There are two types of people in this world: those who are ruled by reality, and those who teeter on its fuzzy edges. The Guru is of the latter; the sort of man who wants to be one with all living things; who feeds dying bees honey in an attempt to revive them.
He is in love with the world, with philosophising, with getting in tune to the music of nature. It just so happened one morning, that I had an early meeting and he, being an early bird, so to speak, offered to give me a lift. It was only 6am – too early for me, indeed for most people to make coherent conversation. So to quell the silence, he put on his favourite CD: ‘Birds of Australian Gardens: Volume One’. All that twittering was driving me a bit mental, and it must have clouded his judgement too, because before we knew it we’d taken a wrong turn and were driving through Sydney’s red light district: Kings Cross.
The screeching of the Noisy Minors emanated from the stereo. As their frenzied calling reached a crescendo the front-left tyre exploded and we almost drove through a shopfront.
The Guru managed to control the car around the corner. Jumped out the door with gusto, flung open the boot and wrenched the spare tyre from its resting place.
“Please call the NRMA,” I pleaded with the sensibilities of one who knows their father doesn’t know the difference between a jack and a jackhammer. “Please?”
“Whaddya mean? I can fix a tyre,” he insisted, at which point he jacked the car up with such enthusiasm that it rolled forward and almost crushed his foot. “Hmmm,” he said, looking way too optimistic, “Better try that again.”
Before he could say ‘Crested Pigeon’ I had called Tutti and put the Guru on the phone. Within an instant of hanging up, he dialled the NRMA. See, The Guru may be the spiritual head of the family, but Tutti’s the neck, so she has full control.
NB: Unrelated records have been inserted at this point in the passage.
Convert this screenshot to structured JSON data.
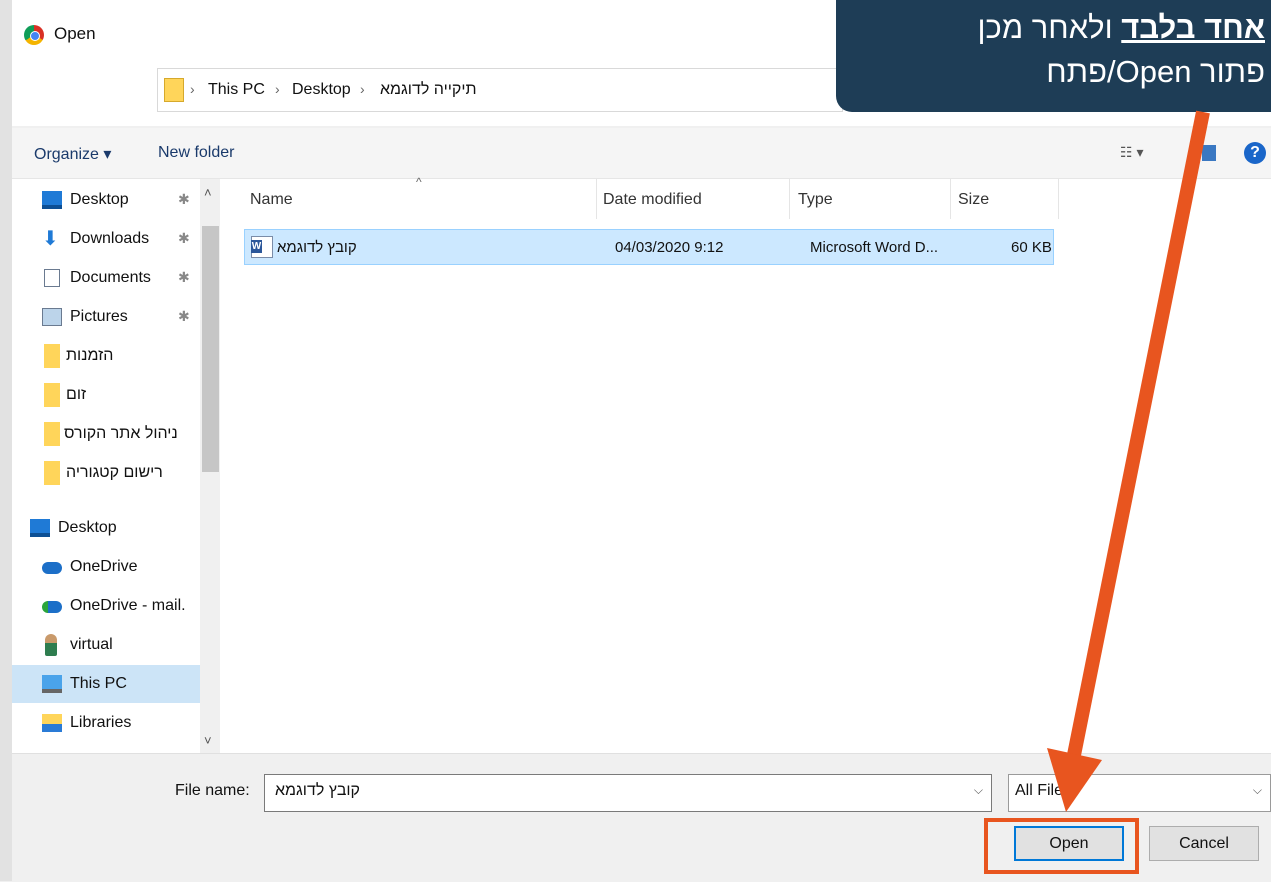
{
  "dialog": {
    "title": "Open"
  },
  "address": {
    "crumbs": [
      "This PC",
      "Desktop",
      "תיקייה לדוגמא"
    ]
  },
  "toolbar": {
    "organize_label": "Organize ▾",
    "new_folder_label": "New folder"
  },
  "nav_pane": {
    "items": [
      {
        "label": "Desktop",
        "icon": "desktop-icon",
        "pinned": true
      },
      {
        "label": "Downloads",
        "icon": "downloads-icon",
        "pinned": true
      },
      {
        "label": "Documents",
        "icon": "documents-icon",
        "pinned": true
      },
      {
        "label": "Pictures",
        "icon": "pictures-icon",
        "pinned": true
      },
      {
        "label": "הזמנות",
        "icon": "folder-icon",
        "pinned": false
      },
      {
        "label": "זום",
        "icon": "folder-icon",
        "pinned": false
      },
      {
        "label": "ניהול אתר הקורס",
        "icon": "folder-icon",
        "pinned": false
      },
      {
        "label": "רישום קטגוריה",
        "icon": "folder-icon",
        "pinned": false
      },
      {
        "label": "Desktop",
        "icon": "desktop-icon",
        "pinned": false
      },
      {
        "label": "OneDrive",
        "icon": "onedrive-icon",
        "pinned": false
      },
      {
        "label": "OneDrive - mail.",
        "icon": "onedrive-business-icon",
        "pinned": false
      },
      {
        "label": "virtual",
        "icon": "user-icon",
        "pinned": false
      },
      {
        "label": "This PC",
        "icon": "computer-icon",
        "pinned": false,
        "selected": true
      },
      {
        "label": "Libraries",
        "icon": "libraries-icon",
        "pinned": false
      }
    ]
  },
  "file_list": {
    "columns": [
      "Name",
      "Date modified",
      "Type",
      "Size"
    ],
    "rows": [
      {
        "name": "קובץ לדוגמא",
        "date": "04/03/2020 9:12",
        "type": "Microsoft Word D...",
        "size": "60 KB"
      }
    ]
  },
  "bottom": {
    "file_name_label": "File name:",
    "file_name_value": "קובץ לדוגמא",
    "filter_value": "All Files",
    "open_label": "Open",
    "cancel_label": "Cancel"
  },
  "callout": {
    "underlined": "אחד בלבד",
    "line1_rest": " ולאחר מכן",
    "line2": "פתור Open/פתח"
  },
  "colors": {
    "callout_bg": "#1e3d56",
    "arrow": "#e8551f",
    "selection": "#cce8ff"
  }
}
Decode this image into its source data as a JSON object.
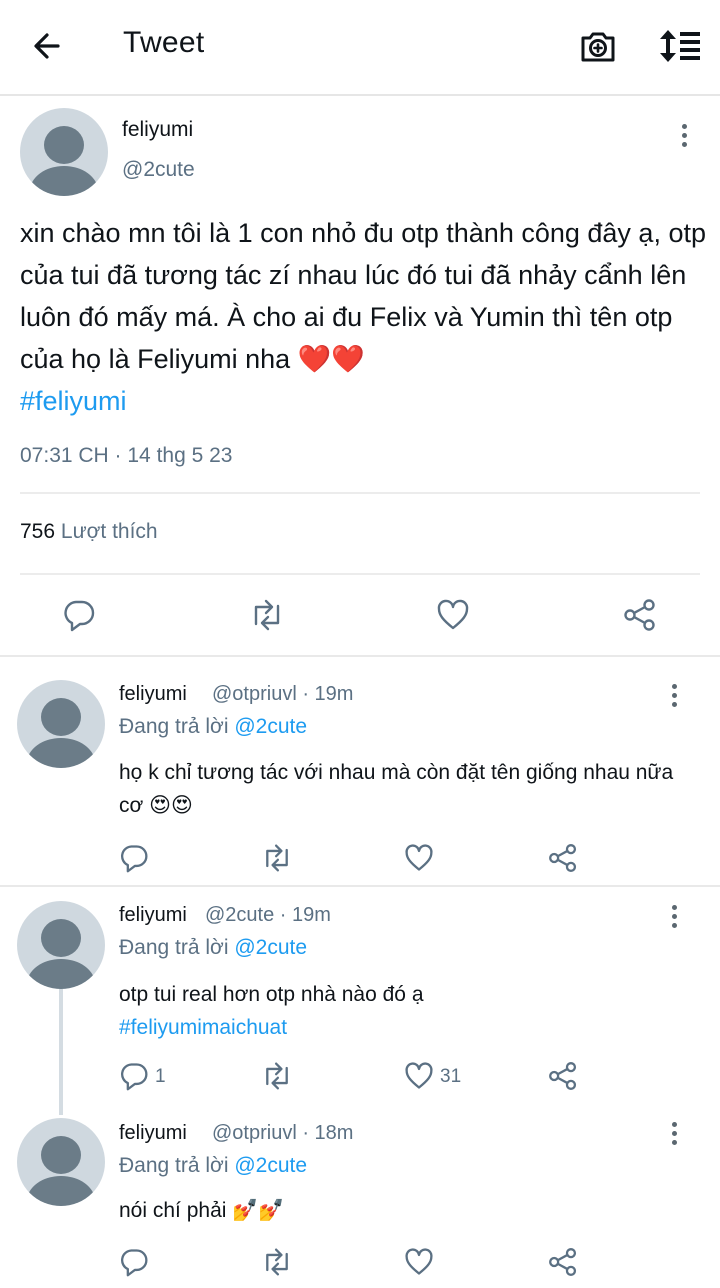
{
  "header": {
    "title": "Tweet"
  },
  "main_tweet": {
    "name": "feliyumi",
    "handle": "@2cute",
    "text": "xin chào mn tôi là 1 con nhỏ đu otp thành công đây ạ, otp của tui đã tương tác zí nhau lúc đó tui đã nhảy cẩnh lên luôn đó mấy má.  À cho ai đu Felix và Yumin thì tên otp của họ là Feliyumi nha ❤️❤️",
    "hashtag": "#feliyumi",
    "timestamp": "07:31 CH · 14 thg 5 23",
    "likes_count": "756",
    "likes_label": "Lượt thích"
  },
  "replies": [
    {
      "name": "feliyumi",
      "handle": "@otpriuvl",
      "time": "· 19m",
      "reply_prefix": "Đang trả lời",
      "reply_to": "@2cute",
      "text": "họ k chỉ tương tác với nhau mà còn đặt tên giống nhau nữa cơ 😍😍",
      "reply_count": "",
      "like_count": ""
    },
    {
      "name": "feliyumi",
      "handle": "@2cute",
      "time": "· 19m",
      "reply_prefix": "Đang trả lời",
      "reply_to": "@2cute",
      "text": "otp tui real hơn otp nhà nào đó ạ",
      "hashtag": "#feliyumimaichuat",
      "reply_count": "1",
      "like_count": "31"
    },
    {
      "name": "feliyumi",
      "handle": "@otpriuvl",
      "time": "· 18m",
      "reply_prefix": "Đang trả lời",
      "reply_to": "@2cute",
      "text": "nói chí phải 💅💅",
      "reply_count": "",
      "like_count": ""
    }
  ],
  "icons": {
    "back": "arrow-left-icon",
    "camera": "camera-plus-icon",
    "sort": "sort-icon",
    "reply": "reply-icon",
    "retweet": "retweet-icon",
    "like": "heart-icon",
    "share": "share-icon"
  },
  "colors": {
    "link": "#1d9bf0",
    "secondary": "#5b7083",
    "avatar_bg": "#cfd8df",
    "avatar_fg": "#6b7c88"
  }
}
And so we waited. We sat in the car, lulled by all manner of garden birds, as Kings Cross yawned, stretched its track-marked arms and began to vomit the throngs of people from their beds, from their footpaths, from their doorways. Bleary-eyed smackheads walked zombie-like through the streets; drunkards stumbled to the only destination they knew; a prossie adjusted her bra strap. The traffic rumbled with a throaty, hacking cough, echoing the sentiments of those who had smoked too much, too long. I tapped my fingers nervously. I was running late. The incessant mating call of the Yellow-Breasted Honeyeater was setting my nerves on edge.
Presently the NRMA guy arrived. He picked up the tyre and held it over his head, triumphantly, as though he’d won a trophy. Maybe it was a new custom, I thought, to make it feel welcome: induction of the wheel or something. Only it wasn’t the NRMA guy I realised with a jolt. It couldn’t possibly be, because he wasn’t wearing any pants – and weren’t blue shorts regulation?
“Tyre!” He yelled at the top of his voice as if it wasn’t half obvious, and with a graceful, yet inexplicable action, like a shot-put thrower at a javelin event, he threw it as far as his mantis-like, semi-transparent, scabby arms would allow – which wouldn’t have been very far at all had we not been parked at the top of a very steep hill, the end of which disappeared into the horizon.
There was a silence in the car, broken only by the mournful warbling of a Bronzed Cuckoo. The Guru and I scratched our heads dumbly, in amazement. The tyre-throwing junkie scratched his nether regions and vanished into obscurity. Then, the realisation.
In a wild flurry, The Guru shot out of the car with the speed of a Blue-Faced Fairy Wren, his silver mullet flying behind him. Over the hill he sprinted, past decrepit houses, graffiti splashes, an abandoned car. Past a construction site from the top of which he heard, “Bloody hell mate, a tyre’s just crashed into me ute! Who’s the bastard who did that?”
After a brief altercation with the ute owner The Guru emerged at the top of the hill, tyre retrieved, panting, triumphant. The sun was shining. The NRMA guy had arrived.
“Should be on your way in a mo,” he assured us.
But it was not to be.
“Sorry mate, your spare tyre’s busted. We gonna have to tow ya!” He laughed as though he’d waited for hilarity of this kind for years. “Bad luck, hey!”
The Guru made a noise that sounded for all the world like a Crested Spangled Bee-Eater.
“Sorry Dad,” I said, “I’m going to have to get a taxi.”
The kookaburras cackled, chortled then shrieked with laughter; the cacophany too much for him to bear. The Guru ejected his CD and threw it down the hill.